  23. Omar, H., Embi, M. A., & Yunus, M. M. (2012). ESL learners' interaction in an online discussion via Facebook. Asian Social Science, 8(11), 67.
  24. Owusu-Fordjour, C., Koomson, C. K., & Hanson, D. (2020). The impact of covid-19 on learning-the perspective of
  25. the Ghanaian student. European Journal of Education Studies. DOI: 10.5281/zenodo.3753586
  26. Parra, G. E. C. (2000). Learning English through online discussion groups. Journal of Adolescent & Adult Literacy, 36-38.
  27. Perveen, A. (2016). Synchronous and asynchronous e-language learning: A case study of virtual university of Pakistan. Open Praxis, 8(1), 21-39.
  28. Ragupathi, K. (2018). Facilitating effective online discussions: Resource guide.

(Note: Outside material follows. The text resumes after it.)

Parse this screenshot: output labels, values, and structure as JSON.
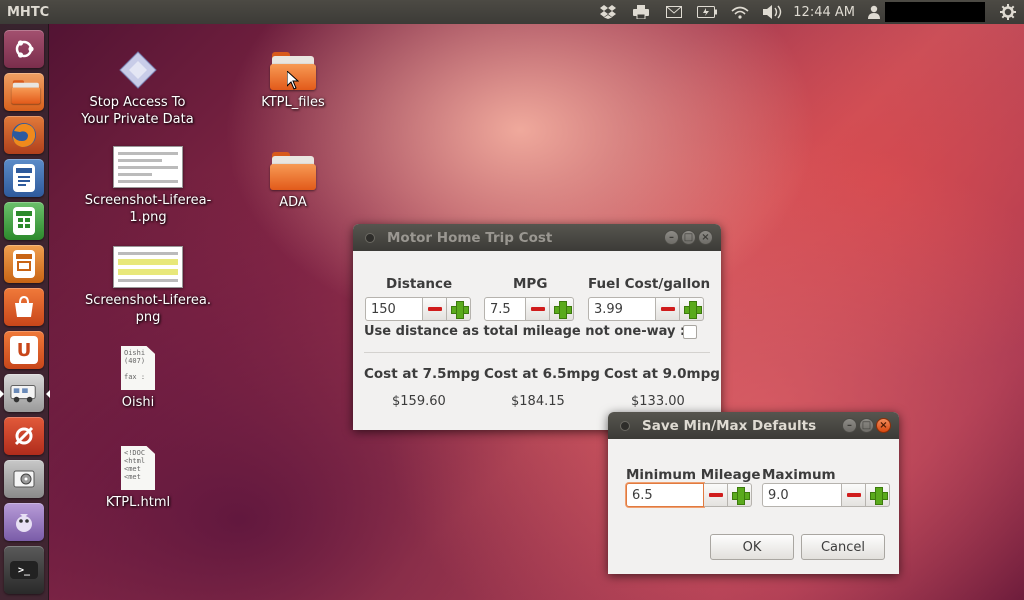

Centre for Development of Teaching and Learning (CDTL).
  29. Saldana, J. (2011). Fundamentals of qualitative research. New York: Oxford University Press.
  30. Salmon, G. (2013). E-tivities: The key to active online learning. Routledge.
  31. Shahabadi, M. M., & Uplane, M. (2015). Synchronous and asynchronous e-learning styles and academic performance of e-learners. Procedia-Social and Behavioral Sciences, 176(20), 129-138.
  32. Sutherland‐Smith, W. (2002). Integrating online discussion in an Australian intensive English language course. TESOL journal, 11(3), 31-35.
  33. Tuan, L. T. (2011). Negotiating tasks in EFL classrooms. Journal of Language Teaching & Research, 2(1).
  34. Velavan, T. P., & Meyer, C. G. (2020). The COVID-19 epidemic. Trop Med Int Health, 25(3), 278-280. doi:10.1111/tmi.13383
  35. Wdowik, S. (2014). Using a synchronous online learning environment to promote and enhance transactional engagement beyond the classroom. Campus-Wide Information Systems.
  36. Williams, L., & Lahman, M. (2011). Online discussion, student engagement, and critical thinking. Journal of Political Science Education, 7(2), 143-162.
  37. World Health Organization. (2020). Key Messages and Actions for COVID-19 Prevention and Control in Schools. Retrieved from https://www.who.int/docs/default-source/coronaviruse/key-messages-and-actions-for-covid-19-prevention-and-control-in-schools-march-2020.pdf?sfvrsn=baf81d52_4
  38. Yamada, M. (2009). The role of social presence in learner-centered communicative language learning using synchronous computer-mediated communication: Experimental study. Computers & Education, 52(4), 820-833.